Comparing Public and Private Schools

Kamini Ramani, a volunteer who helps raise funding for Lowell High School through the Lowell Fund, has one daughter in private middle school and one daughter at public high school Lowell. I asked her about what effects the budget cuts will have on San Francisco public schools. “Overall, there’s going to be 113 million dollars that the San Francisco Unified School District has to cut out of the budget… My older daughter’s high school, Lowell, (has) a 10 million dollar budget, and they’re gong to lose 2.2 off of that.”

Ramani has experience with both the private and public school systems, and though she see the positives and negatives of both, she believes that the private schools’ “price tag is too high… More and more families are not paying 25,000 a year because they just can’t afford to.”

Ramani is ready to face down the daunting numbers and fight for the public school system, which she believes can “deliver a world-class education” despite adversity.

The effect of the budget cuts

Still, the budget cuts have taken their toll. Every Monday afternoon, I walk a few blocks up Masonic to help tutor a group of 30 or so bright, enthusiastic fifth and sixth grade public school students through Breakthrough Collaboration, a federally funded tutoring and supplementary education program. As I help my three “tutees” with their long division and paragraph writing, I can imagine any of these chatty, driven kids in an Urban class in a few years.

But because of the many disadvantages they and other Breakthrough students are forced to overcome—losing time with their teachers as class sizes expand, losing those teachers altogether to the relentless slice of the budget cuts—the odds that they will read Gatsby in the Moon Room or figure out equilibrium in Chemistry Lab II are just not fair. Over the past few months, Breakthrough has helped me come face to face with the injustices embedded in our education system, and every Monday as I leave tutoring, I find myself frustrated and anxious to fix it.
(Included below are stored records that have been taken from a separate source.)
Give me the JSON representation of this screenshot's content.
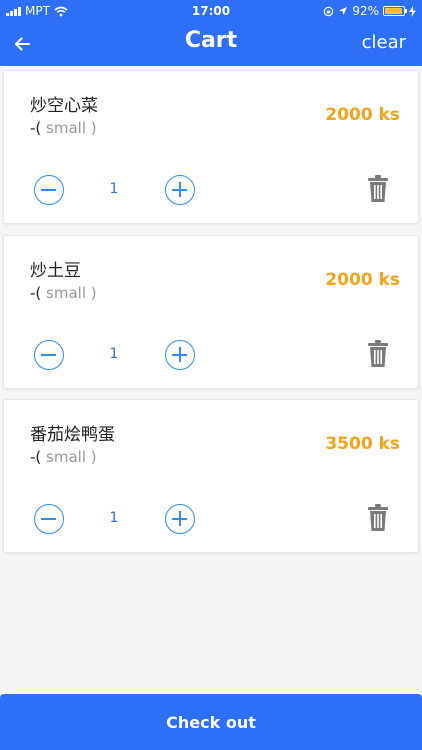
{
  "status_bar": {
    "carrier": "MPT",
    "time": "17:00",
    "battery_percent": "92%",
    "battery_level": 0.92
  },
  "header": {
    "back_icon": "arrow-left-icon",
    "title": "Cart",
    "clear_label": "clear"
  },
  "cart_items": [
    {
      "name": "炒空心菜",
      "size_prefix": "-(",
      "size_option": " small ",
      "size_suffix": ")",
      "price": "2000 ks",
      "quantity": "1"
    },
    {
      "name": "炒土豆",
      "size_prefix": "-(",
      "size_option": " small ",
      "size_suffix": ")",
      "price": "2000 ks",
      "quantity": "1"
    },
    {
      "name": "番茄烩鸭蛋",
      "size_prefix": "-(",
      "size_option": " small ",
      "size_suffix": ")",
      "price": "3500 ks",
      "quantity": "1"
    }
  ],
  "footer": {
    "checkout_label": "Check out"
  },
  "colors": {
    "primary": "#2d6ff7",
    "price": "#f5a31a",
    "stepper": "#2e8cf0"
  }
}
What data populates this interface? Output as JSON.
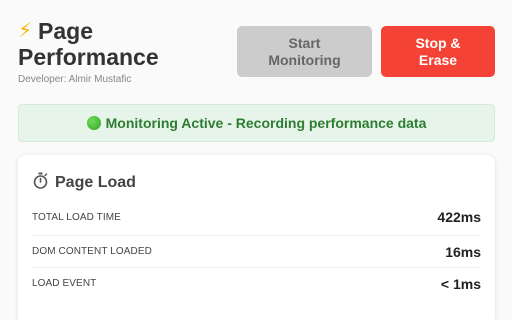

Read more about the loss of teachers at http://www.sfbg.com/2010/04/06/wheres-teacher

Finding solutions

There are no easy solutions to the education crisis, which is only one consequence of California’s overwhelming $20 billion deficit. And despite what I might wish, right now there is no way to bring an Urban education—complete with a 1:1 laptop program, readers carefully constructed to fit teachers’ specific curriculum, and enough art, music, and Physical Education classes for everyone in the school—to all of the students in California who most certainly deserve it.

But as Urban math teacher and a program director at the Aim High tutoring program Richard Lautze put it, “Wouldn’t it be nice if we found out how to even the opportunities? And I know that’s a dream, but I think if we made it a priority, we might be able to get closer than we are.”

Hope for education

So we are not in a hopeless position. There are tutoring programs like Breakthrough and Aim High; innovative fundraising projects like the Novato “School Fuel Drive” which aims to raise $250 for each and every student in their district; and a multitude of other programs tackling the problem of California’s cash-starved education system from within the schools themselves, instead of the snarled legislation which supports them.

Urban students can get involved by tutoring, or raising money, or just letting legislatures know that we care. As a community, Urban has long prided ourselves on our political awareness and engagement. I believe that education should be the chief issue on our minds. If we value the education we are receiving, we all must show that we believe everyone deserves a school, public or private, where they have every opportunity to learn and realize their full potential.